Not necessarily sharp but that extra energy is clearly heard as a resonance peak that some users may find fatiguing.
Of course frequency response is only part of the equation and the rest are up to the HE5XX/Deva favor.
Bass is a fuller and extended lower with greater impact and dynamics plus it is more layered and controlled.
Mids sound more liquid and full bodied as for higher frequencies they are greatly extended with a finer articulation , extra thickness and more natural decay.
The soundstage is slightly wider but with that missing extra depth and layering so space allocation feels more natural and lifelike.
The more expensive headphones are the better performers but mid – high frequencies tonality and ringing artifacts might not suit all users alike.


Compared to the Sennheiser HD560S ($200)

It’s been a while since we reviewed the HD560S (review) and the unit is now returned so we couldn’t perform an A/B comparison.

Build quality is quite different and while not necessarily a lot better it has that western touch and refinement in design and overall feeling.
Both headphones are very comfortable but the HD560S headband is better fitting and the headphone is considerably more lightweight, weighing a whole 150gr less, a difference that is of critical value on extended use.

Regarding sound signature the HD560S is more forward at the upper mid range with a distinctive peak at presence area followed by a sudden and steep roll off that translates in less distanced and warmer sounding vocals but considerably more bright and with ringing artifacts in the treble.
Both headphones are ethereal with a leaner character to their presentation but the HD560S bass is extending lower with added dynamics/ramble and extra weight.
Both have a reference like neutral tuning and are very detailed with excellent clarity and almost equal in terms of soundstage and imaging.
We found the HE400se to be more balanced and engaging for long term casual listening while the 560S felt more clear with better detail retrieval and finer articulation.


At the end
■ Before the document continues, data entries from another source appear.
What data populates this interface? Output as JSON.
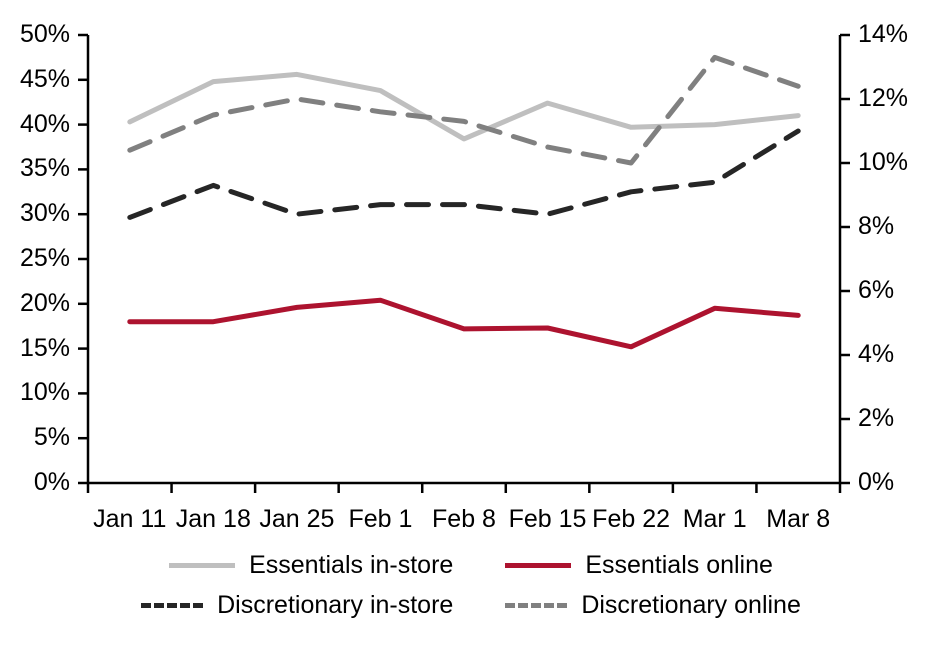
{
  "chart_data": {
    "type": "line",
    "title": "",
    "subtitle": "",
    "xlabel": "",
    "ylabel": "",
    "grid": false,
    "legend_position": "bottom",
    "categories": [
      "Jan 11",
      "Jan 18",
      "Jan 25",
      "Feb 1",
      "Feb 8",
      "Feb 15",
      "Feb 22",
      "Mar 1",
      "Mar 8"
    ],
    "axes": {
      "left": {
        "label": "",
        "ylim": [
          0,
          50
        ],
        "tick_step": 5,
        "tick_labels": [
          "0%",
          "5%",
          "10%",
          "15%",
          "20%",
          "25%",
          "30%",
          "35%",
          "40%",
          "45%",
          "50%"
        ],
        "series": [
          "Essentials in-store",
          "Essentials online"
        ]
      },
      "right": {
        "label": "",
        "ylim": [
          0,
          14
        ],
        "tick_step": 2,
        "tick_labels": [
          "0%",
          "2%",
          "4%",
          "6%",
          "8%",
          "10%",
          "12%",
          "14%"
        ],
        "series": [
          "Discretionary in-store",
          "Discretionary online"
        ]
      }
    },
    "series": [
      {
        "name": "Essentials in-store",
        "axis": "left",
        "color": "#BFBFBF",
        "style": "solid",
        "width": 5,
        "values": [
          40.3,
          44.8,
          45.6,
          43.8,
          38.4,
          42.4,
          39.7,
          40.0,
          41.0
        ]
      },
      {
        "name": "Essentials online",
        "axis": "left",
        "color": "#AD132F",
        "style": "solid",
        "width": 5,
        "values": [
          18.0,
          18.0,
          19.6,
          20.4,
          17.2,
          17.3,
          15.2,
          19.5,
          18.7
        ]
      },
      {
        "name": "Discretionary in-store",
        "axis": "right",
        "color": "#262626",
        "style": "dashed",
        "width": 5,
        "values": [
          8.3,
          9.3,
          8.4,
          8.7,
          8.7,
          8.4,
          9.1,
          9.4,
          11.0
        ]
      },
      {
        "name": "Discretionary online",
        "axis": "right",
        "color": "#808080",
        "style": "dashed",
        "width": 5,
        "values": [
          10.4,
          11.5,
          12.0,
          11.6,
          11.3,
          10.5,
          10.0,
          13.3,
          12.4
        ]
      }
    ]
  },
  "legend": {
    "items": [
      {
        "label": "Essentials in-store",
        "color": "#BFBFBF",
        "style": "solid"
      },
      {
        "label": "Essentials online",
        "color": "#AD132F",
        "style": "solid"
      },
      {
        "label": "Discretionary in-store",
        "color": "#262626",
        "style": "dashed"
      },
      {
        "label": "Discretionary online",
        "color": "#808080",
        "style": "dashed"
      }
    ]
  }
}
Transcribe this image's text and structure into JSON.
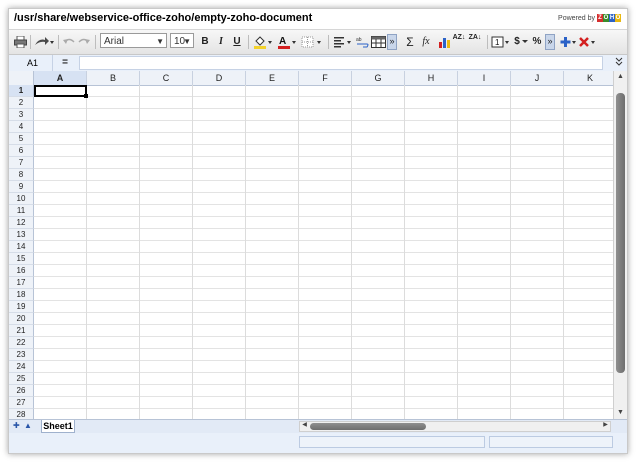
{
  "window": {
    "title": "/usr/share/webservice-office-zoho/empty-zoho-document",
    "powered_by": "Powered by",
    "logo_letters": [
      "Z",
      "O",
      "H",
      "O"
    ],
    "logo_colors": [
      "#d62e2e",
      "#3a8d2c",
      "#2b62c7",
      "#e8b812"
    ]
  },
  "toolbar": {
    "font_name": "Arial",
    "font_size": "10",
    "bold": "B",
    "italic": "I",
    "underline": "U",
    "sum": "Σ",
    "fx": "fx",
    "currency": "$",
    "percent": "%",
    "more": "»",
    "sort_asc": "AZ↓",
    "sort_desc": "ZA↓",
    "text_color": "#d32020",
    "fill_color": "#f3d22b"
  },
  "formula_bar": {
    "cell_ref": "A1",
    "equals": "=",
    "value": ""
  },
  "grid": {
    "columns": [
      "A",
      "B",
      "C",
      "D",
      "E",
      "F",
      "G",
      "H",
      "I",
      "J",
      "K"
    ],
    "rows": [
      "1",
      "2",
      "3",
      "4",
      "5",
      "6",
      "7",
      "8",
      "9",
      "10",
      "11",
      "12",
      "13",
      "14",
      "15",
      "16",
      "17",
      "18",
      "19",
      "20",
      "21",
      "22",
      "23",
      "24",
      "25",
      "26",
      "27",
      "28"
    ],
    "active_cell": "A1"
  },
  "sheets": {
    "tabs": [
      "Sheet1"
    ],
    "active": "Sheet1"
  }
}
The HE400se is going to be another HiFiMan bestseller as it is undoubtedly the best value planar magnetic headphone in the market right now with an overall sound performance that greatly exceeds the humble asking price.
It is a great entry level reference headphone and a first step into the planar magnetic world for the budget conscious audiophile who is going to feel that his hard earned cash is well spent here.
Very highly recommended.

Test playlist

Copyright – Laskis Petros 2021